■ **REQUIREMENT**
Search the entries for the word "Function". Copy every line that holds it.

Web page and app entries
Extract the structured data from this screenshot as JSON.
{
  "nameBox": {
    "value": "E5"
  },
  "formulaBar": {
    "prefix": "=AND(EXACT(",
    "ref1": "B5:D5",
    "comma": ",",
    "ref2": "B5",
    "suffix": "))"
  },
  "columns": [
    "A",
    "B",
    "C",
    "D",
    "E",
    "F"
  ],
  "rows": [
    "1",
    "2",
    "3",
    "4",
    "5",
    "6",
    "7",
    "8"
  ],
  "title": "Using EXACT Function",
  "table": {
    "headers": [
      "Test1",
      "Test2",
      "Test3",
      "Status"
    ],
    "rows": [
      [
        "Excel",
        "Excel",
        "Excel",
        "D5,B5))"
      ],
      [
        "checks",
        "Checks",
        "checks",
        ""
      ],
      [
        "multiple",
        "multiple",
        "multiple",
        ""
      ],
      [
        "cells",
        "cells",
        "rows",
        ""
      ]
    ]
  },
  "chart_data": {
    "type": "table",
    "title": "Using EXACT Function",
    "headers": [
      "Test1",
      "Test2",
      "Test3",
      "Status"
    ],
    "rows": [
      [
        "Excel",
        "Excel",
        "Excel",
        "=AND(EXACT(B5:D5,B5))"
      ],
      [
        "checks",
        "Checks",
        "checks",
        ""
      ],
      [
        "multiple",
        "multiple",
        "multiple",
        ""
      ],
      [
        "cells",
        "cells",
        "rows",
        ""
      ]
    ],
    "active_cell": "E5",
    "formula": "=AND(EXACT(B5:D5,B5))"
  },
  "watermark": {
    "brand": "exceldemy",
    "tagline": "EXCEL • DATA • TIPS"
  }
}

■ **EXERCISE RESPONSE**
  "title": "Using EXACT Function",
    "title": "Using EXACT Function",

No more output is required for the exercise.